In this exercise, every entry is to be copied exactly.

:: Entries shown

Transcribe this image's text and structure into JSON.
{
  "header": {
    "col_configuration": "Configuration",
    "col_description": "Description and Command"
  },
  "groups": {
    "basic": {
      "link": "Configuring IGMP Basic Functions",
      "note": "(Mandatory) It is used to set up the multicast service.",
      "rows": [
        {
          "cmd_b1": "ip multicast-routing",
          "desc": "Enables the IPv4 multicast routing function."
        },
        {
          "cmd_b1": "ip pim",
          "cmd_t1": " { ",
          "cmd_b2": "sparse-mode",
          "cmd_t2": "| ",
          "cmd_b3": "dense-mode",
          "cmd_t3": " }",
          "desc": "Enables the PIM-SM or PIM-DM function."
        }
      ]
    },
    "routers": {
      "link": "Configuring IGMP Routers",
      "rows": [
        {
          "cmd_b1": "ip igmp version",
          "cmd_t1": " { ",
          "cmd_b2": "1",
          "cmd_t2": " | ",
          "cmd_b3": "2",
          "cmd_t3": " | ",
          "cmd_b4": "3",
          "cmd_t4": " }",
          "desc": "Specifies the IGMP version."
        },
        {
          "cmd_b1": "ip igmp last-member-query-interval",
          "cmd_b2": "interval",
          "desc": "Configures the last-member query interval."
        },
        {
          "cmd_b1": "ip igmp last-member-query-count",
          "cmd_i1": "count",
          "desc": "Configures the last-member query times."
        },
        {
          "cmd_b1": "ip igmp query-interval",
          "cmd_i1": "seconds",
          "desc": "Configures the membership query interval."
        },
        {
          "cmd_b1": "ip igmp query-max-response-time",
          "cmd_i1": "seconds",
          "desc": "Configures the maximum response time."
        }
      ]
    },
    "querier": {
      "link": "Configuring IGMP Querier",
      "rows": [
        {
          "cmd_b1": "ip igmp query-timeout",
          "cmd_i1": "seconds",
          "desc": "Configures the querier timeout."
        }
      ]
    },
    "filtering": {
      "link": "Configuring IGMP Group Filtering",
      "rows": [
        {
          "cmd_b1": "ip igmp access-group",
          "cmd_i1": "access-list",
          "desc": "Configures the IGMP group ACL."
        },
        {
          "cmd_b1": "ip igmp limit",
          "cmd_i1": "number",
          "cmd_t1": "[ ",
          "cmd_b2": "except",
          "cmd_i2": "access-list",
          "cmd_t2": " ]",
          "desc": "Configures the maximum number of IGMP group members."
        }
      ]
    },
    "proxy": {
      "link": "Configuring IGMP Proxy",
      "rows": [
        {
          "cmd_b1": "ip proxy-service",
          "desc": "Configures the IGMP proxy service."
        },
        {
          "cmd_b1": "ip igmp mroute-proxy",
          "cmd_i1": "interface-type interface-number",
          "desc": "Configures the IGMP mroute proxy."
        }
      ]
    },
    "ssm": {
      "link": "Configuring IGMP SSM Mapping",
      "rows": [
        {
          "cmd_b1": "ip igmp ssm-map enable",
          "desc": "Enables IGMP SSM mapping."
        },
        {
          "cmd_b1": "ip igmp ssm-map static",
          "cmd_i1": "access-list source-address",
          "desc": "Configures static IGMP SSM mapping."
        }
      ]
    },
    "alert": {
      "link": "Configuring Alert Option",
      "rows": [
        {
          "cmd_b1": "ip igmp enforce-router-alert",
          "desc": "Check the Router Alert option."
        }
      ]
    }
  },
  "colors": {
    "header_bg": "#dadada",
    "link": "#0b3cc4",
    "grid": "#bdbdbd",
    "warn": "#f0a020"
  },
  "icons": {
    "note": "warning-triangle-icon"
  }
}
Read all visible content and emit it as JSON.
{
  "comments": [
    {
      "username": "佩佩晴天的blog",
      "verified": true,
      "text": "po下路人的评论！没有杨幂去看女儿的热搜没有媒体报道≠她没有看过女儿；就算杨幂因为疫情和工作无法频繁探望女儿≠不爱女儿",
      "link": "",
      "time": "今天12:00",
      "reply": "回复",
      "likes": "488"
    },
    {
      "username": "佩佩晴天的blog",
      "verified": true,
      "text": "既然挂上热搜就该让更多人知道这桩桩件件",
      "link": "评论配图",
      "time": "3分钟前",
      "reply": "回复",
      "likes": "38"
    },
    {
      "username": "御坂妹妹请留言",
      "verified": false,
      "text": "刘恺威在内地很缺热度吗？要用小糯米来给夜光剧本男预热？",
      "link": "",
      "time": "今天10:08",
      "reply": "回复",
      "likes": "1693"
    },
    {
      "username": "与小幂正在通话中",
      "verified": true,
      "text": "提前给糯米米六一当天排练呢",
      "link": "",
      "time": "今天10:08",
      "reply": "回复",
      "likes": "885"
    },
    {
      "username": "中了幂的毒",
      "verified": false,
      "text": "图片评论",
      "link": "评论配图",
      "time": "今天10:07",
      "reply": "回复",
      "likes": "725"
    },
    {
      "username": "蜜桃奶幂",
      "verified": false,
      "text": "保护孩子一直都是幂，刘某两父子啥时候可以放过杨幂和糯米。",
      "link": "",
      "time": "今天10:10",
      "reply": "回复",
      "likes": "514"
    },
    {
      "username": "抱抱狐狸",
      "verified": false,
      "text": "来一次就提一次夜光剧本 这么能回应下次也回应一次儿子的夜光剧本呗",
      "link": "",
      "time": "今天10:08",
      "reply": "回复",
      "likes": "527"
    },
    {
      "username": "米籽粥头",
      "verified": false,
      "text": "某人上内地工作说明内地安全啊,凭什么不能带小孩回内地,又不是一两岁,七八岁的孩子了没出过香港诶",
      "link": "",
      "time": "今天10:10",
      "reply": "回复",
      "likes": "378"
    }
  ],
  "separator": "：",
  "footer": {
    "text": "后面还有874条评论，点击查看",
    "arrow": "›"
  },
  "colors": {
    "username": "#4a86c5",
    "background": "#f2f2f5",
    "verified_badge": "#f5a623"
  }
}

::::

Final answer:
Transcribe this image's text and structure into JSON.
{
  "header": {
    "col_configuration": "Configuration",
    "col_description": "Description and Command"
  },
  "groups": {
    "basic": {
      "link": "Configuring IGMP Basic Functions",
      "note": "(Mandatory) It is used to set up the multicast service.",
      "rows": [
        {
          "cmd_b1": "ip multicast-routing",
          "desc": "Enables the IPv4 multicast routing function."
        },
        {
          "cmd_b1": "ip pim",
          "cmd_t1": " { ",
          "cmd_b2": "sparse-mode",
          "cmd_t2": "| ",
          "cmd_b3": "dense-mode",
          "cmd_t3": " }",
          "desc": "Enables the PIM-SM or PIM-DM function."
        }
      ]
    },
    "routers": {
      "link": "Configuring IGMP Routers",
      "rows": [
        {
          "cmd_b1": "ip igmp version",
          "cmd_t1": " { ",
          "cmd_b2": "1",
          "cmd_t2": " | ",
          "cmd_b3": "2",
          "cmd_t3": " | ",
          "cmd_b4": "3",
          "cmd_t4": " }",
          "desc": "Specifies the IGMP version."
        },
        {
          "cmd_b1": "ip igmp last-member-query-interval",
          "cmd_b2": "interval",
          "desc": "Configures the last-member query interval."
        },
        {
          "cmd_b1": "ip igmp last-member-query-count",
          "cmd_i1": "count",
          "desc": "Configures the last-member query times."
        },
        {
          "cmd_b1": "ip igmp query-interval",
          "cmd_i1": "seconds",
          "desc": "Configures the membership query interval."
        },
        {
          "cmd_b1": "ip igmp query-max-response-time",
          "cmd_i1": "seconds",
          "desc": "Configures the maximum response time."
        }
      ]
    },
    "querier": {
      "link": "Configuring IGMP Querier",
      "rows": [
        {
          "cmd_b1": "ip igmp query-timeout",
          "cmd_i1": "seconds",
          "desc": "Configures the querier timeout."
        }
      ]
    },
    "filtering": {
      "link": "Configuring IGMP Group Filtering",
      "rows": [
        {
          "cmd_b1": "ip igmp access-group",
          "cmd_i1": "access-list",
          "desc": "Configures the IGMP group ACL."
        },
        {
          "cmd_b1": "ip igmp limit",
          "cmd_i1": "number",
          "cmd_t1": "[ ",
          "cmd_b2": "except",
          "cmd_i2": "access-list",
          "cmd_t2": " ]",
          "desc": "Configures the maximum number of IGMP group members."
        }
      ]
    },
    "proxy": {
      "link": "Configuring IGMP Proxy",
      "rows": [
        {
          "cmd_b1": "ip proxy-service",
          "desc": "Configures the IGMP proxy service."
        },
        {
          "cmd_b1": "ip igmp mroute-proxy",
          "cmd_i1": "interface-type interface-number",
          "desc": "Configures the IGMP mroute proxy."
        }
      ]
    },
    "ssm": {
      "link": "Configuring IGMP SSM Mapping",
      "rows": [
        {
          "cmd_b1": "ip igmp ssm-map enable",
          "desc": "Enables IGMP SSM mapping."
        },
        {
          "cmd_b1": "ip igmp ssm-map static",
          "cmd_i1": "access-list source-address",
          "desc": "Configures static IGMP SSM mapping."
        }
      ]
    },
    "alert": {
      "link": "Configuring Alert Option",
      "rows": [
        {
          "cmd_b1": "ip igmp enforce-router-alert",
          "desc": "Check the Router Alert option."
        }
      ]
    }
  },
  "colors": {
    "header_bg": "#dadada",
    "link": "#0b3cc4",
    "grid": "#bdbdbd",
    "warn": "#f0a020"
  },
  "icons": {
    "note": "warning-triangle-icon"
  }
}
Read all visible content and emit it as JSON.
{
  "comments": [
    {
      "username": "佩佩晴天的blog",
      "verified": true,
      "text": "po下路人的评论！没有杨幂去看女儿的热搜没有媒体报道≠她没有看过女儿；就算杨幂因为疫情和工作无法频繁探望女儿≠不爱女儿",
      "link": "",
      "time": "今天12:00",
      "reply": "回复",
      "likes": "488"
    },
    {
      "username": "佩佩晴天的blog",
      "verified": true,
      "text": "既然挂上热搜就该让更多人知道这桩桩件件",
      "link": "评论配图",
      "time": "3分钟前",
      "reply": "回复",
      "likes": "38"
    },
    {
      "username": "御坂妹妹请留言",
      "verified": false,
      "text": "刘恺威在内地很缺热度吗？要用小糯米来给夜光剧本男预热？",
      "link": "",
      "time": "今天10:08",
      "reply": "回复",
      "likes": "1693"
    },
    {
      "username": "与小幂正在通话中",
      "verified": true,
      "text": "提前给糯米米六一当天排练呢",
      "link": "",
      "time": "今天10:08",
      "reply": "回复",
      "likes": "885"
    },
    {
      "username": "中了幂的毒",
      "verified": false,
      "text": "图片评论",
      "link": "评论配图",
      "time": "今天10:07",
      "reply": "回复",
      "likes": "725"
    },
    {
      "username": "蜜桃奶幂",
      "verified": false,
      "text": "保护孩子一直都是幂，刘某两父子啥时候可以放过杨幂和糯米。",
      "link": "",
      "time": "今天10:10",
      "reply": "回复",
      "likes": "514"
    },
    {
      "username": "抱抱狐狸",
      "verified": false,
      "text": "来一次就提一次夜光剧本 这么能回应下次也回应一次儿子的夜光剧本呗",
      "link": "",
      "time": "今天10:08",
      "reply": "回复",
      "likes": "527"
    },
    {
      "username": "米籽粥头",
      "verified": false,
      "text": "某人上内地工作说明内地安全啊,凭什么不能带小孩回内地,又不是一两岁,七八岁的孩子了没出过香港诶",
      "link": "",
      "time": "今天10:10",
      "reply": "回复",
      "likes": "378"
    }
  ],
  "separator": "：",
  "footer": {
    "text": "后面还有874条评论，点击查看",
    "arrow": "›"
  },
  "colors": {
    "username": "#4a86c5",
    "background": "#f2f2f5",
    "verified_badge": "#f5a623"
  }
}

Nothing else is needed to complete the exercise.